◆ **What this task involves**
Please copy each line in the records below that contains the string "DISASTER".

BEGIN Materials provided

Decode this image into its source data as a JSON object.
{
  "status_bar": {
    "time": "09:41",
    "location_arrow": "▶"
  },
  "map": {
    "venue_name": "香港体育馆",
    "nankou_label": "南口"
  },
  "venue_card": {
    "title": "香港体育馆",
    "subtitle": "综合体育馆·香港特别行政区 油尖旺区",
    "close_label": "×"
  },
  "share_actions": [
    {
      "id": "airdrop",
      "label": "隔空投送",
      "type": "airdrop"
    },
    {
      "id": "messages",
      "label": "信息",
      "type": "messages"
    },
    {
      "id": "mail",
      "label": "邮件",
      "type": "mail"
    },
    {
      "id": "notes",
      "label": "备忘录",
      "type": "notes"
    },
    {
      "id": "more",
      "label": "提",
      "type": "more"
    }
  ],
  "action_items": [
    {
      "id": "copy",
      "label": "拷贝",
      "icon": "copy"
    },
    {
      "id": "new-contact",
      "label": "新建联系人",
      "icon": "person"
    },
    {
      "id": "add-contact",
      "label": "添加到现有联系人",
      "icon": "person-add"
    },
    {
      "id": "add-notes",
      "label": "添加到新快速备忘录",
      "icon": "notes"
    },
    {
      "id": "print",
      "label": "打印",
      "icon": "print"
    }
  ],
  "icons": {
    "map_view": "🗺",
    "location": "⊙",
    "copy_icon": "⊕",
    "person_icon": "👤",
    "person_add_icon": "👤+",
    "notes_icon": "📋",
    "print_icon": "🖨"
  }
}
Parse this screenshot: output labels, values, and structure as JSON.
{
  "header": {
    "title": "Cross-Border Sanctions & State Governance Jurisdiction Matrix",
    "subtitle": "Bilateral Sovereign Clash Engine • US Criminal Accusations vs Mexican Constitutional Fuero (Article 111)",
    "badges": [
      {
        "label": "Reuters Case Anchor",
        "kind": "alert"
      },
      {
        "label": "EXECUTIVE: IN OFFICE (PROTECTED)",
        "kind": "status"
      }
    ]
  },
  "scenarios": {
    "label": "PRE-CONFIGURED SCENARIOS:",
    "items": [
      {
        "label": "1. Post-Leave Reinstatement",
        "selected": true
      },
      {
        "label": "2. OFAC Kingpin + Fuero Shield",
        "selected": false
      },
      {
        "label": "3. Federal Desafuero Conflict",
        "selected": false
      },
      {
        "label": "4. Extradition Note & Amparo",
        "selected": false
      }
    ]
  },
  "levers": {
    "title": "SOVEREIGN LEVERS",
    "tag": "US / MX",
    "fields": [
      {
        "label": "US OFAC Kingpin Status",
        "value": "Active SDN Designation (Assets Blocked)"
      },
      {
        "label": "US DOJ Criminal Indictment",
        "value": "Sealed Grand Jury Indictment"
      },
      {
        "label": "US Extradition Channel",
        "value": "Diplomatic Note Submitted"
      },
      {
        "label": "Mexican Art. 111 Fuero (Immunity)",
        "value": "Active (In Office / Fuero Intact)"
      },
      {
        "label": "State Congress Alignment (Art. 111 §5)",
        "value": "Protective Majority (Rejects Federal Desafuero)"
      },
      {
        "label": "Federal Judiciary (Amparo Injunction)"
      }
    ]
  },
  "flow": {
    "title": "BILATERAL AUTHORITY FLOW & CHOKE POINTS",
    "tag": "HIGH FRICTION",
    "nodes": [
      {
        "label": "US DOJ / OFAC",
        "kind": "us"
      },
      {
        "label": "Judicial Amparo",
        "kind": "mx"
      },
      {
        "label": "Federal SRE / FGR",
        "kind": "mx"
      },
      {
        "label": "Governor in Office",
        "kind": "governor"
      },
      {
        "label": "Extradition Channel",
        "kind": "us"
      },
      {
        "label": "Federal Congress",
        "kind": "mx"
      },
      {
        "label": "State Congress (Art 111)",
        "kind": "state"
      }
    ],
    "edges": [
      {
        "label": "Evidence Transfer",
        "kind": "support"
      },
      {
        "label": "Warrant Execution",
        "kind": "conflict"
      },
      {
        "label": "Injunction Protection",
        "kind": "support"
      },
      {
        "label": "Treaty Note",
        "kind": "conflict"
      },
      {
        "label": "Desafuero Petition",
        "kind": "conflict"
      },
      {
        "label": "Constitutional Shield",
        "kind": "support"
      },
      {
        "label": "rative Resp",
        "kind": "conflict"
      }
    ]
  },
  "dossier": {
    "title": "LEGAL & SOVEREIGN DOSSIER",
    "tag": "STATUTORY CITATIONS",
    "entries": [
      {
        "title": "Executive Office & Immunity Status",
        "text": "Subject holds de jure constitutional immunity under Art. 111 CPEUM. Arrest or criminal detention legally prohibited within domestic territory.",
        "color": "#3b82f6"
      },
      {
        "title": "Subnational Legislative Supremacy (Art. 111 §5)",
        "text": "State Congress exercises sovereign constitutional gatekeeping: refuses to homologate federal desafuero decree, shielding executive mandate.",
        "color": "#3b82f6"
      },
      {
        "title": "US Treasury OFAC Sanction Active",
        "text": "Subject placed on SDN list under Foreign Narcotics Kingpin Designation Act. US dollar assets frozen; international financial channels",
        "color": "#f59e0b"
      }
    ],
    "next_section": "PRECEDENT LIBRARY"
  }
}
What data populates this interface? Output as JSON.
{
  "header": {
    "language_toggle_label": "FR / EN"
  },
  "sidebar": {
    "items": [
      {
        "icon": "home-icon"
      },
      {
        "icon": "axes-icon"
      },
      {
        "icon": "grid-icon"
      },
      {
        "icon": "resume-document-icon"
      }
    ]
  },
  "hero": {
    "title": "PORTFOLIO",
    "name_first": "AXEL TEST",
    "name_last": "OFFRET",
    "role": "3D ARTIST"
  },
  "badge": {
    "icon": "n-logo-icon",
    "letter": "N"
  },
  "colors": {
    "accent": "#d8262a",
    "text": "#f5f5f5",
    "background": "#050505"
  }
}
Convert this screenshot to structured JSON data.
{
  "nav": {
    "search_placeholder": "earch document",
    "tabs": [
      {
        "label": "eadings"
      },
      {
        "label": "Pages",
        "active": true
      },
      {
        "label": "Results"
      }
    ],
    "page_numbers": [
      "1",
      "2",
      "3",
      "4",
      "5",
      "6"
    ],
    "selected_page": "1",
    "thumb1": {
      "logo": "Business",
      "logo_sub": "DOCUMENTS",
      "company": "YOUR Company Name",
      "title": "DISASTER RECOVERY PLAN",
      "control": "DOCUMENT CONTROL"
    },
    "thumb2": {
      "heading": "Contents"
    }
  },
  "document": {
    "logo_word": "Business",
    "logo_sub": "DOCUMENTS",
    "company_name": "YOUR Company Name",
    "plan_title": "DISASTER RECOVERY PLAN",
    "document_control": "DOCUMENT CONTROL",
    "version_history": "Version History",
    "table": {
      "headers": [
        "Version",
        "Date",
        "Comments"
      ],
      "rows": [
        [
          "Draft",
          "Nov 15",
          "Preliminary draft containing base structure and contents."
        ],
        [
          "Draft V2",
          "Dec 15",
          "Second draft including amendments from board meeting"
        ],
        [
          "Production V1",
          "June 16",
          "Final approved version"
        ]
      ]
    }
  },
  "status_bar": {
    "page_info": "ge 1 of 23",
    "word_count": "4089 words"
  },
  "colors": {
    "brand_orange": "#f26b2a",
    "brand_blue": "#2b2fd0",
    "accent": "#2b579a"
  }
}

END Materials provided

◆ **Answer below**
      "title": "DISASTER RECOVERY PLAN",
    "plan_title": "DISASTER RECOVERY PLAN",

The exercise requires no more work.